Prime Minister John Key says he was shocked to learn about David Garrett's passport fraud, which he describes as bizarre behaviour.
The courts have lifted a suppression order covering the case, but the ACT Party's law and order spokesperson is refusing to talk about the incident until Friday.
On Wednesday, Mr Garrett admitted in Parliament that in 1984 he used the identity of a dead infant to get a false passport after reading about the method in the Frederick Forsyth novel The Day of the Jackal.
Mr Garrett told Parliament he admitted obtaining a passport under false pretences but never used it, and in 2005 was discharged without conviction and was granted name suppression.
The admission follows revelations this week that Mr Garrett - who fronted ACT's controversial three strikes legislation - has an assault conviction following an incident outside a bar in Tonga in 2002.
Mr Key says it is up to the public to decide whether Mr Garrett is fit to remain an MP.
He says Mr Garrett's future is a matter for himself and ACT, but the party knew about his past when it selected him as a candidate.
Mr Key says the first he knew about the matter was on Wednesday when it became public.
ACT is one of the Government's support parties. Leader Rodney Hide says Mr Garrett made a terrible mistake, but that does not impair his ability to make a difference as an MP.
Mr Hide is cutting short a trip to Hong Kong to return to New Zealand to deal with the situation. He has already backed Mr Garrett, saying he made a terrible mistake, but has put his past behind him.
Three strikes law defended
Police Minister Judith Collins says she does not believe the involvement of David Garrett in the three-strikes legislation affects its credibility.
Mr Garrett championed the three-strikes law, which means someone convicted of a third serious violence or sexual offence will have to serve the maximum penalty without possibility of parole.
Ms Collins says Mr Garrett's behaviour is a matter for the ACT Party but defended the law, saying it was voted on by Parliament and is a very good piece of legislation.
Govt risks losing credibility, says Goff
Labour Party leader Phil Goff says attempts by Mr Garrett to make excuses for his past behaviour reflect badly on his party and the National Government.
Mr Goff told Morning Report it is hypocritical of Mr Garrett to demand zero-tolerance for crime and criticise name suppression orders.
"I don't think it does any institution any good when a member of that institution preaches one thing, but does exactly the opposite. This is a classic case of do as they say, not do as they do."

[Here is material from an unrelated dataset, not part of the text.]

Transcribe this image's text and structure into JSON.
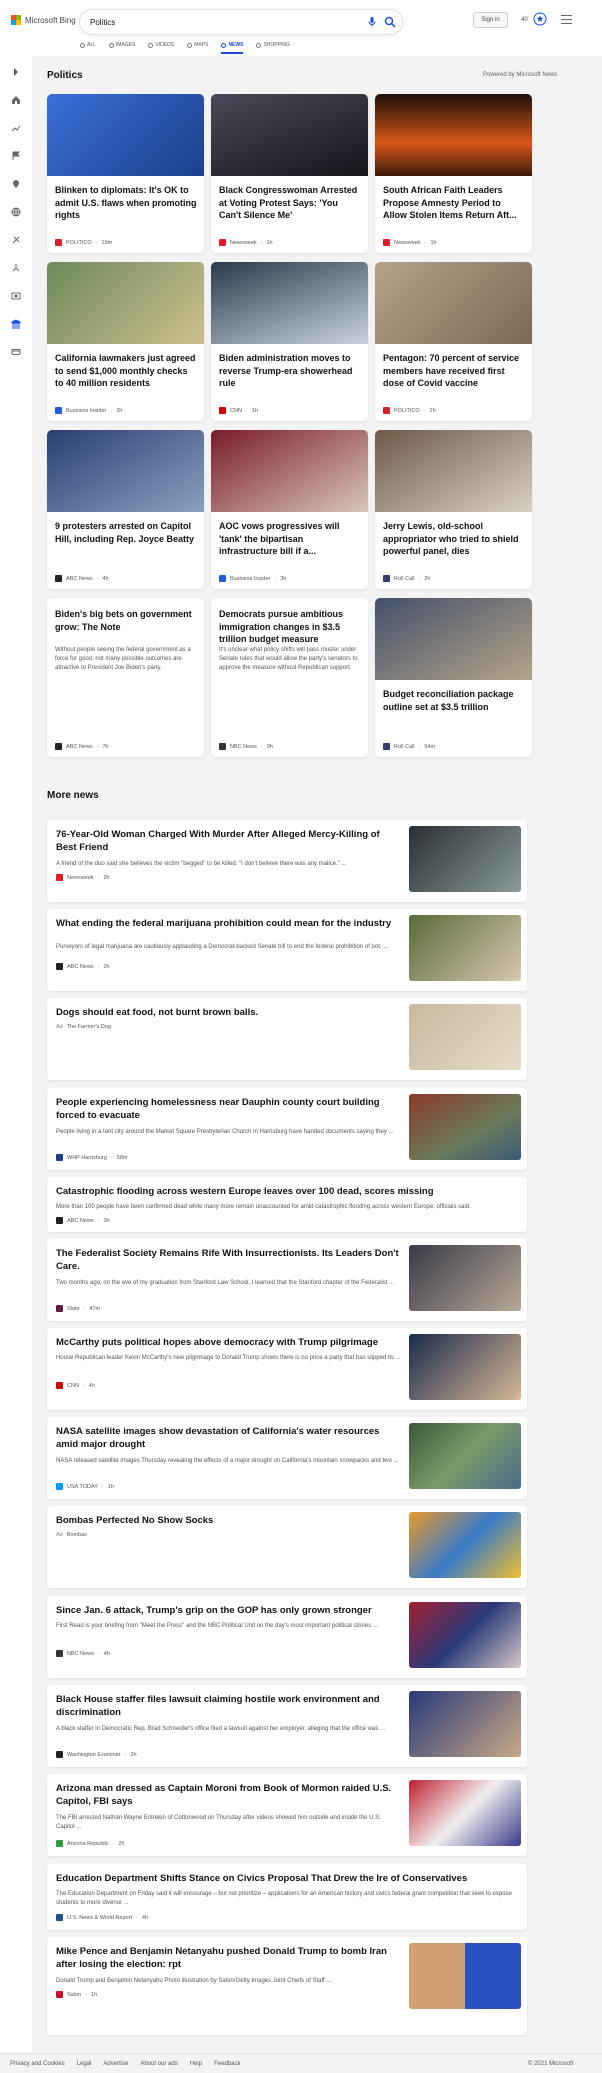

Mr Goff says the worst aspect of Mr Garrett's passport fraud was the impact on the family of the dead child.
He says the National Party must put up a credible challenge to ACT Party leader Rodney Hide in the Epsom electorate or damage its own credibility.